Fact: GPO cost savings, administrative structure and business practices have all been thoroughly reviewed by the U.S. Government Accountability Office (GAO)[6], Department of Justice (DOJ)[7], Federal Trade Commission (FTC), the U.S. Supreme Court[8], the 8th Circuit Court of Appeals[9], academia and virtually all of America’s 5,000 hospitals.
Fact: All independent, empirical, and non-industry analyses[10] of GPOs have found that GPOs deliver billions in cost savings every year to the healthcare delivery system.

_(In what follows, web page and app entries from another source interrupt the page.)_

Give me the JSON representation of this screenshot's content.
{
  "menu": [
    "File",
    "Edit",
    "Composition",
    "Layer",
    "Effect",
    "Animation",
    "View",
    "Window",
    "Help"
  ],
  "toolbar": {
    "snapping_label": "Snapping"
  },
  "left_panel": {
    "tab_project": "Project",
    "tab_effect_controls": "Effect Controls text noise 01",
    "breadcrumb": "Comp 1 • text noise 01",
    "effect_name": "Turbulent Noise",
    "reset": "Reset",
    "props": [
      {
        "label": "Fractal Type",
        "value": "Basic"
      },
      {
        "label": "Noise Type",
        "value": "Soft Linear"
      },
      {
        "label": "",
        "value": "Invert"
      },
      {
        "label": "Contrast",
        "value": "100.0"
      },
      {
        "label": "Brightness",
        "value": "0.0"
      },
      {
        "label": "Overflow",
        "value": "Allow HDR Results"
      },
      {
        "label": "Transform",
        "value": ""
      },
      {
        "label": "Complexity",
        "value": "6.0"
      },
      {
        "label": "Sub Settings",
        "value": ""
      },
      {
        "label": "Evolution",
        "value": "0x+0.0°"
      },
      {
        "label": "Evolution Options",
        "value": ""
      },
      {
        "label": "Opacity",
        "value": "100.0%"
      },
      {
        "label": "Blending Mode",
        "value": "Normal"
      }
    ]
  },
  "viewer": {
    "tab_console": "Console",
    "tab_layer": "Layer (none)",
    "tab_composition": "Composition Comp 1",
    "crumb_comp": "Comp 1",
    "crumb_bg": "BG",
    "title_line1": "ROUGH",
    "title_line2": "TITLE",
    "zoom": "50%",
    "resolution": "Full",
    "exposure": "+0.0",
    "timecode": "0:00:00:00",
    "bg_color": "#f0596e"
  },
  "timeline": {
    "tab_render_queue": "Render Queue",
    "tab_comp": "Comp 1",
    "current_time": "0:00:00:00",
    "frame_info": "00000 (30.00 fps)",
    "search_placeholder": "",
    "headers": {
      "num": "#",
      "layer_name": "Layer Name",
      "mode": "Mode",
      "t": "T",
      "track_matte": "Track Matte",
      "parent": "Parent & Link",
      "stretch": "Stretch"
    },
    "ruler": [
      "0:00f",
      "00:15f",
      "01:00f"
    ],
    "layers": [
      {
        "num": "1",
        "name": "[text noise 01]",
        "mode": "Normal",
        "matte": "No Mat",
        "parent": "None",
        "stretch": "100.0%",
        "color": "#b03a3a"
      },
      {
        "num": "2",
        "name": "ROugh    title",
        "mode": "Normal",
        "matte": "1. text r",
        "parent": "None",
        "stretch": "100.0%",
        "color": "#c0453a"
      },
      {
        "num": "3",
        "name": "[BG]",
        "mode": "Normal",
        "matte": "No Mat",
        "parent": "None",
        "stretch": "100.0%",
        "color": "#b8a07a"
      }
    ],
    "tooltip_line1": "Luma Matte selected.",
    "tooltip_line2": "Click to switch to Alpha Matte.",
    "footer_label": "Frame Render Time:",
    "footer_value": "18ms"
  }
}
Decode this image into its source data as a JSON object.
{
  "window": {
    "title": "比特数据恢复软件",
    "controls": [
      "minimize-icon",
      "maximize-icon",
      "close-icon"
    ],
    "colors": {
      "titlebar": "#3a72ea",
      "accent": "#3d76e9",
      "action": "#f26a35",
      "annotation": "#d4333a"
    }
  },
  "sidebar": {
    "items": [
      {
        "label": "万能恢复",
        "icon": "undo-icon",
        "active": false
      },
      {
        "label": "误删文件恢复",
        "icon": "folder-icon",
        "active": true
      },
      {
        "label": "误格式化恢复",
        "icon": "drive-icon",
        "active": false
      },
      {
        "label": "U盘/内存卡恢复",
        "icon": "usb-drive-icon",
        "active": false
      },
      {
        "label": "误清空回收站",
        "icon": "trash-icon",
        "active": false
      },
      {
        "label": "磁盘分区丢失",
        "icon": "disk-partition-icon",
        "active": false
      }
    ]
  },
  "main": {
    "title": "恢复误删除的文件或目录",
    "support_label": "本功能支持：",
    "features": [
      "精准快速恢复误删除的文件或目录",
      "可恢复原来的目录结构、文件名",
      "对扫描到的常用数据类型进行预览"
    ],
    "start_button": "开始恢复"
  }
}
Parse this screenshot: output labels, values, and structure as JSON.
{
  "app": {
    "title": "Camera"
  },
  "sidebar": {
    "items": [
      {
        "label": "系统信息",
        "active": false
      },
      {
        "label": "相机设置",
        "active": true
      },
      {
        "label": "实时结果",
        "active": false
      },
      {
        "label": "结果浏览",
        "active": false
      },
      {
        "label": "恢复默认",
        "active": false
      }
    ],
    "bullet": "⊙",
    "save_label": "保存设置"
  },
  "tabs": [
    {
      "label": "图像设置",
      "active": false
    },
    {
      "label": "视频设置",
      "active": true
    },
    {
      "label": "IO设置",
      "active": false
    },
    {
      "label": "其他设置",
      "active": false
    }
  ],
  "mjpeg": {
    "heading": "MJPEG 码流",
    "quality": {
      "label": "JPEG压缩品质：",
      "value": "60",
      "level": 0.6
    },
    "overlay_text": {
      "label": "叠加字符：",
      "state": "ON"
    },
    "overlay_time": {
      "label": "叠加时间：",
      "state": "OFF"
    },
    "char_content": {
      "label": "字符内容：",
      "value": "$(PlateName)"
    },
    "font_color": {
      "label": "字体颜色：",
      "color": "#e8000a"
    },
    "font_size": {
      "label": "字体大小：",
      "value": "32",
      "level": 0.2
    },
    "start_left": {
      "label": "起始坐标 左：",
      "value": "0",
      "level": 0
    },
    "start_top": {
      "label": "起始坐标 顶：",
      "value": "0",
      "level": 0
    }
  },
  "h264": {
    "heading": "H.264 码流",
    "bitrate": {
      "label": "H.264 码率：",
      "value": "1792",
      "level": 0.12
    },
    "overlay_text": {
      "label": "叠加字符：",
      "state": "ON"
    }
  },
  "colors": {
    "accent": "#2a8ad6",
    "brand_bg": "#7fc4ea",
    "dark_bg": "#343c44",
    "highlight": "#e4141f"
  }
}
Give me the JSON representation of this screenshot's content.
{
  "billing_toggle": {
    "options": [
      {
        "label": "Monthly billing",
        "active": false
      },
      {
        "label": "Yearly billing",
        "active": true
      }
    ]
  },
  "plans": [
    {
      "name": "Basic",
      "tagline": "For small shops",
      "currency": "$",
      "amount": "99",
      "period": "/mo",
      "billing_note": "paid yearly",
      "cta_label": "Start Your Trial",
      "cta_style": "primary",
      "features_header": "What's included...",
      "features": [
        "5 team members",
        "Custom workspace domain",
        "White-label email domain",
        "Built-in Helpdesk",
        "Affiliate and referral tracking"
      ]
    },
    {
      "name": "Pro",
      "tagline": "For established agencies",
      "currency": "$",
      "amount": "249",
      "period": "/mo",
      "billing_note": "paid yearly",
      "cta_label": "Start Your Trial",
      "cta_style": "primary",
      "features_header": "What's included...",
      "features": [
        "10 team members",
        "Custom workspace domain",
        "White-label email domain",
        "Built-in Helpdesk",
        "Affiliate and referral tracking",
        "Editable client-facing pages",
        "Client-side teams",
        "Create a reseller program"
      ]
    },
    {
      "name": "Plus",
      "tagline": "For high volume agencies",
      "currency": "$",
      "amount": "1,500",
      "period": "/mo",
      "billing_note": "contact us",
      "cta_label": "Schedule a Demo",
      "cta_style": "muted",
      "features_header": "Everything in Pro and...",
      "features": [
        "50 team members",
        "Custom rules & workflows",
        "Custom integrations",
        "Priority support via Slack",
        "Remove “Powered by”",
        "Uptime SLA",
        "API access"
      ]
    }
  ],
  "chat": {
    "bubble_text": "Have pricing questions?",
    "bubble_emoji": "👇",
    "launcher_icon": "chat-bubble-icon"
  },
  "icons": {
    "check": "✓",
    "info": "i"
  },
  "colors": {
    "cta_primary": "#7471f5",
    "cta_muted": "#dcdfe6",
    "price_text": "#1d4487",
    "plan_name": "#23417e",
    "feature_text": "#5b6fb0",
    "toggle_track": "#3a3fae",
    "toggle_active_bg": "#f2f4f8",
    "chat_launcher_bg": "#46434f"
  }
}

GPOs deliver the best products at the best value to their hospital, long-term care and healthcare provider partners.
Fact: To protect the healthcare cost savings and efficiencies that GPOs deliver to hospitals and healthcare providers, and to protect the model under which GPOs had been operating for nearly a hundred years, Congress codified the so-called GPO Safe Harbor in 1987, as detailed in a recent report by Richard P. Kusserow, former Inspector General of the Department of Health and Human Services, and Thomas E. Herrmann, who served in the DHHS Office of Inspector General Counsel’s Office.[11]

Fact: Former Representative Phil English (R-PA) and former Senators Byron Dorgan (D-ND) and Robert Bennett (R-UT) recently conducted a comprehensive industry review[12] and found that GPOs consistently maintain high ethical standards and business practices that promote innovation, transparency in the bidding process and compliance.

1 FDA Webinar on Drug Shortages, U.S. Food and Drug Administration, September 30, 2011.
2 Drug Shortages: FDA’s Ability to Respond Should be Strengthened, U.S. Government Accountability Office, December 15, 2011.
6 See, e.g., Services Provided to Customers andInitiatives Regarding Their Business Practices, U.S. Government Accountability Office (GAO), GAO-10-738, Aug 24, 2010.
10 See, e.g., The Impact of Group Purchasing Organizationson Healthcare-Product Supply Chains, Schwarz, Hu and Uhan, Purdue University Krannert School of Management, 2011; Group Purchasing Organizations (GPOs):Issues and Evidence, Lawton R. Burns and Andrew Lee, Healthcare Management Review, 2008;